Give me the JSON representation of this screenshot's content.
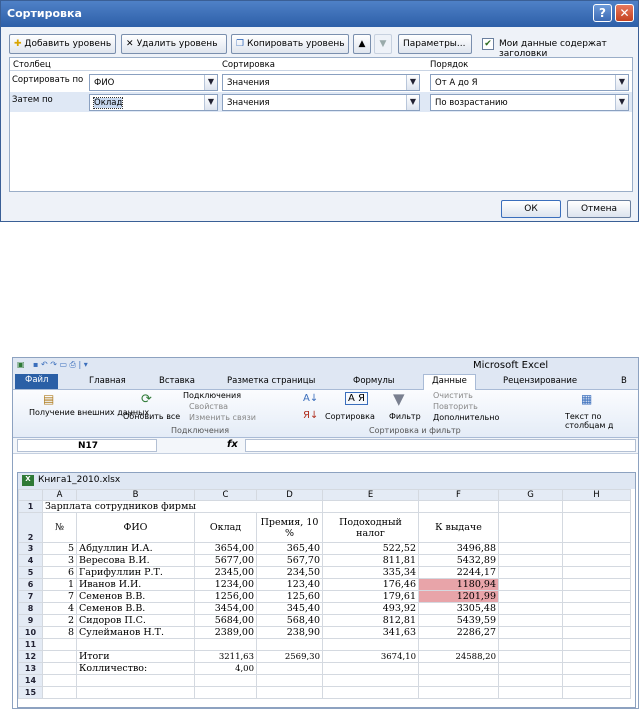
{
  "dialog": {
    "title": "Сортировка",
    "help_symbol": "?",
    "close_symbol": "✕",
    "toolbar": {
      "add_level": "Добавить уровень",
      "delete_level": "Удалить уровень",
      "copy_level": "Копировать уровень",
      "move_up": "▲",
      "move_down": "▼",
      "options": "Параметры...",
      "headers_checkbox_label": "Мои данные содержат заголовки",
      "headers_checked": true
    },
    "columns": {
      "column": "Столбец",
      "sort_on": "Сортировка",
      "order": "Порядок"
    },
    "rows": [
      {
        "label": "Сортировать по",
        "column": "ФИО",
        "sort_on": "Значения",
        "order": "От А до Я"
      },
      {
        "label": "Затем по",
        "column": "Оклад",
        "sort_on": "Значения",
        "order": "По возрастанию"
      }
    ],
    "ok": "ОК",
    "cancel": "Отмена"
  },
  "excel": {
    "app_title": "Microsoft Excel",
    "tabs": [
      "Файл",
      "Главная",
      "Вставка",
      "Разметка страницы",
      "Формулы",
      "Данные",
      "Рецензирование",
      "В"
    ],
    "active_tab": "Данные",
    "ribbon": {
      "get_external": "Получение внешних данных",
      "refresh_all": "Обновить все",
      "connections": "Подключения",
      "properties": "Свойства",
      "edit_links": "Изменить связи",
      "group_connections": "Подключения",
      "sort": "Сортировка",
      "filter": "Фильтр",
      "clear": "Очистить",
      "reapply": "Повторить",
      "advanced": "Дополнительно",
      "group_sort_filter": "Сортировка и фильтр",
      "text_to_columns": "Текст по столбцам д"
    },
    "name_box": "N17",
    "fx_symbol": "fx",
    "workbook_title": "Книга1_2010.xlsx",
    "col_headers": [
      "A",
      "B",
      "C",
      "D",
      "E",
      "F",
      "G",
      "H"
    ],
    "sheet_title": "Зарплата сотрудников фирмы",
    "headers": {
      "num": "№",
      "name": "ФИО",
      "salary": "Оклад",
      "bonus": "Премия, 10 %",
      "tax": "Подоходный налог",
      "payout": "К выдаче"
    },
    "rows": [
      {
        "row": "3",
        "num": "5",
        "name": "Абдуллин И.А.",
        "salary": "3654,00",
        "bonus": "365,40",
        "tax": "522,52",
        "payout": "3496,88",
        "hl": false
      },
      {
        "row": "4",
        "num": "3",
        "name": "Вересова В.И.",
        "salary": "5677,00",
        "bonus": "567,70",
        "tax": "811,81",
        "payout": "5432,89",
        "hl": false
      },
      {
        "row": "5",
        "num": "6",
        "name": "Гарифуллин Р.Т.",
        "salary": "2345,00",
        "bonus": "234,50",
        "tax": "335,34",
        "payout": "2244,17",
        "hl": false
      },
      {
        "row": "6",
        "num": "1",
        "name": "Иванов И.И.",
        "salary": "1234,00",
        "bonus": "123,40",
        "tax": "176,46",
        "payout": "1180,94",
        "hl": true
      },
      {
        "row": "7",
        "num": "7",
        "name": "Семенов В.В.",
        "salary": "1256,00",
        "bonus": "125,60",
        "tax": "179,61",
        "payout": "1201,99",
        "hl": true
      },
      {
        "row": "8",
        "num": "4",
        "name": "Семенов В.В.",
        "salary": "3454,00",
        "bonus": "345,40",
        "tax": "493,92",
        "payout": "3305,48",
        "hl": false
      },
      {
        "row": "9",
        "num": "2",
        "name": "Сидоров П.С.",
        "salary": "5684,00",
        "bonus": "568,40",
        "tax": "812,81",
        "payout": "5439,59",
        "hl": false
      },
      {
        "row": "10",
        "num": "8",
        "name": "Сулейманов Н.Т.",
        "salary": "2389,00",
        "bonus": "238,90",
        "tax": "341,63",
        "payout": "2286,27",
        "hl": false
      }
    ],
    "totals_label": "Итоги",
    "totals": {
      "salary": "3211,63",
      "bonus": "2569,30",
      "tax": "3674,10",
      "payout": "24588,20"
    },
    "count_label": "Колличество:",
    "count_value": "4,00",
    "empty_rows": [
      "11",
      "14",
      "15"
    ]
  }
}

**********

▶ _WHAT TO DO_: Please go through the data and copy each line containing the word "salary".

▶ _RESULT FOR THIS EXERCISE_:
      "salary": "Оклад",
        "salary": "3654,00",
        "salary": "5677,00",
        "salary": "2345,00",
        "salary": "1234,00",
        "salary": "1256,00",
        "salary": "3454,00",
        "salary": "5684,00",
        "salary": "2389,00",
      "salary": "3211,63",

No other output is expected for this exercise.